48 Pages Posted: 5 Apr 2017 Last revised: 11 Oct 2017
Date Written: August 1, 2016
When members of a board of directors are distracted by outside obligations, they may be less effective in their advisory and monitoring roles. We consider time-varying attention shocks to independent directors who are primarily employed at outside firms. Using newly constructed data that links directors to their employers, we identify periods when poor performance at a director’s employing firm may distract her from board service. We find that firms with distracted directors have lower performance and value, higher CEO compensation, reduced CEO turnover-performance sensitivity, lower earnings quality, and lower M&A performance. These effects are driven by distracted directors who sit on relevant committees, and are stronger for small boards, where each individual director may be more important. Taken together, our evidence suggests that independent executive directors play an important governance role, but their effectiveness suffers when they are distracted by events at their employing firm. This complements prior research on the adverse effects of director distraction — largely focused on directors who sit on multiple boards — which offers mixed evidence, presumably because these “busy” board members may also be particularly effective ones.

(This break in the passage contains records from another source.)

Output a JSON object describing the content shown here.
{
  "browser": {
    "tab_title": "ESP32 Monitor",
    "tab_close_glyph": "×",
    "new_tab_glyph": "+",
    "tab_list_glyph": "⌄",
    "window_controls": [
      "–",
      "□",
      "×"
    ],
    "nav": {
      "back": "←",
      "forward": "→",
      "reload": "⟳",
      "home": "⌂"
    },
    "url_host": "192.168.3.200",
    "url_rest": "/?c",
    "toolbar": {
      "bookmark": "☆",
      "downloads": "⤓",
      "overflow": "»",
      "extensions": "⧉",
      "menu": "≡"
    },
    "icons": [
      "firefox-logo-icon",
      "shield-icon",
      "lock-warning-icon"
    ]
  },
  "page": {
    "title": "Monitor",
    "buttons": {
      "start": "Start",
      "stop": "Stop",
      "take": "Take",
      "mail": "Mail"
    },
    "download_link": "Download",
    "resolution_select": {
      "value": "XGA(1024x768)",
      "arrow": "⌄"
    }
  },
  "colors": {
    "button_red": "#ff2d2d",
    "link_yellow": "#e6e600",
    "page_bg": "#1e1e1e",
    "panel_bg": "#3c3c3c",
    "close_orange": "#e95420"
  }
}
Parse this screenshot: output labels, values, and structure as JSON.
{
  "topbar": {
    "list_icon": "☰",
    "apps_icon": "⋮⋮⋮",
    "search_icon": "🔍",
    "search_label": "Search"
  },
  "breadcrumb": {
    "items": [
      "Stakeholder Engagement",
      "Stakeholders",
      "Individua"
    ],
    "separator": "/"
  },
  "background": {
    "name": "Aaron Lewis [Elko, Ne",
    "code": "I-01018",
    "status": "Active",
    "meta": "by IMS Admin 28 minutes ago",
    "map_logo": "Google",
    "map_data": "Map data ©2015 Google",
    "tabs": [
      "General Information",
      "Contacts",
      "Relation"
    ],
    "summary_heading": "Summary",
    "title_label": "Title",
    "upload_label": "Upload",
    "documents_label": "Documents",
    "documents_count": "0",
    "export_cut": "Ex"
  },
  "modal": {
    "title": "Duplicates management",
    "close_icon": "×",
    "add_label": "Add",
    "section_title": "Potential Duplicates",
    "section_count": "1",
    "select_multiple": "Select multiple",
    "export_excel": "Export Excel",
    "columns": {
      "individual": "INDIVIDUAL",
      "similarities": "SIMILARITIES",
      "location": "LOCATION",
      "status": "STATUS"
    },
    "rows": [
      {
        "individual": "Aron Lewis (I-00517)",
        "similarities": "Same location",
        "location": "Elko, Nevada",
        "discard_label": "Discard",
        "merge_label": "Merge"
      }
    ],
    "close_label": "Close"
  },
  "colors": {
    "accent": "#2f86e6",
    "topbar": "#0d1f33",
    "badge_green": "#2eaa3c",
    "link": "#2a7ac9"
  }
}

JEL Classification: G34, G32, M12, M41
Suggested Citation: Suggested Citation